*Task inputs*.
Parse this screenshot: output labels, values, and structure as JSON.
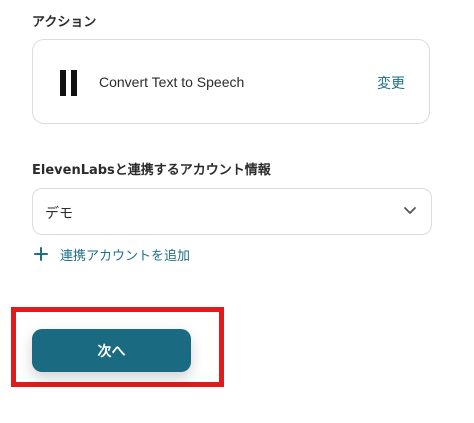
{
  "action_section": {
    "label": "アクション",
    "action_title": "Convert Text to Speech",
    "change_label": "変更",
    "logo_icon": "elevenlabs-logo-icon"
  },
  "account_section": {
    "label": "ElevenLabsと連携するアカウント情報",
    "selected_account": "デモ",
    "add_account_label": "連携アカウントを追加"
  },
  "footer": {
    "next_label": "次へ"
  },
  "colors": {
    "accent": "#1e6f8a",
    "button": "#1a6a82",
    "highlight": "#e01b1b"
  }
}
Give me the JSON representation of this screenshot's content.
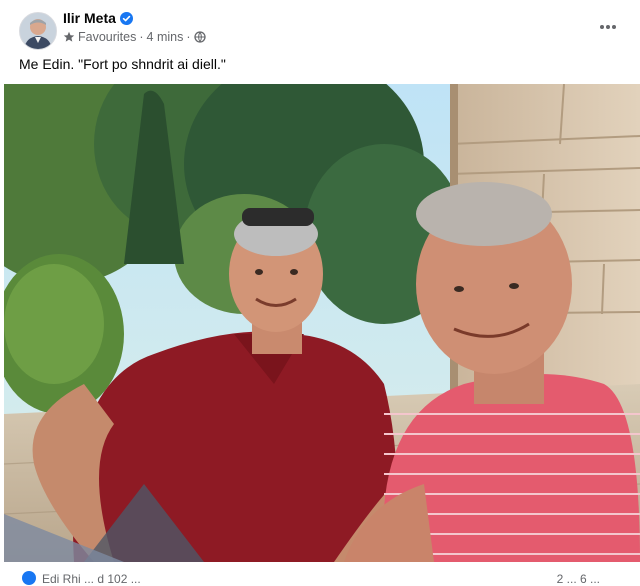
{
  "post": {
    "author": "Ilir Meta",
    "audience": "Favourites",
    "separator": "·",
    "time": "4 mins",
    "text": "Me Edin. \"Fort po shndrit ai diell.\""
  },
  "icons": {
    "verified": "verified-badge-icon",
    "favourites": "star-icon",
    "privacy": "globe-icon",
    "more": "more-options-icon"
  },
  "colors": {
    "verified": "#1877f2",
    "meta_text": "#65676b",
    "primary_text": "#050505"
  },
  "footer": {
    "reactions": "Edi Rhi ... d 102 ...",
    "counts": "2 ... 6 ..."
  }
}
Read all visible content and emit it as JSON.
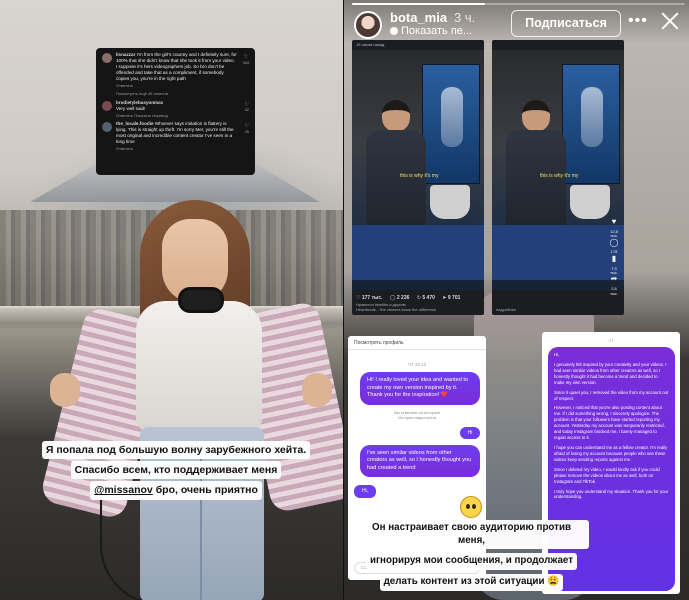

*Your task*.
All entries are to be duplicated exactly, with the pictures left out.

*Worked solution*.
Parse this screenshot: output labels, values, and structure as JSON.
{
  "action_section": {
    "label": "アクション",
    "action_title": "Convert Text to Speech",
    "change_label": "変更",
    "logo_icon": "elevenlabs-logo-icon"
  },
  "account_section": {
    "label": "ElevenLabsと連携するアカウント情報",
    "selected_account": "デモ",
    "add_account_label": "連携アカウントを追加"
  },
  "footer": {
    "next_label": "次へ"
  },
  "colors": {
    "accent": "#1e6f8a",
    "button": "#1a6a82",
    "highlight": "#e01b1b"
  }
}
Give me the JSON representation of this screenshot's content.
{
  "post": {
    "author": "Ilir Meta",
    "audience": "Favourites",
    "separator": "·",
    "time": "4 mins",
    "text": "Me Edin. \"Fort po shndrit ai diell.\""
  },
  "icons": {
    "verified": "verified-badge-icon",
    "favourites": "star-icon",
    "privacy": "globe-icon",
    "more": "more-options-icon"
  },
  "colors": {
    "verified": "#1877f2",
    "meta_text": "#65676b",
    "primary_text": "#050505"
  },
  "footer": {
    "reactions": "Edi Rhi ... d 102 ...",
    "counts": "2 ... 6 ..."
  }
}
Read all visible content and emit it as JSON.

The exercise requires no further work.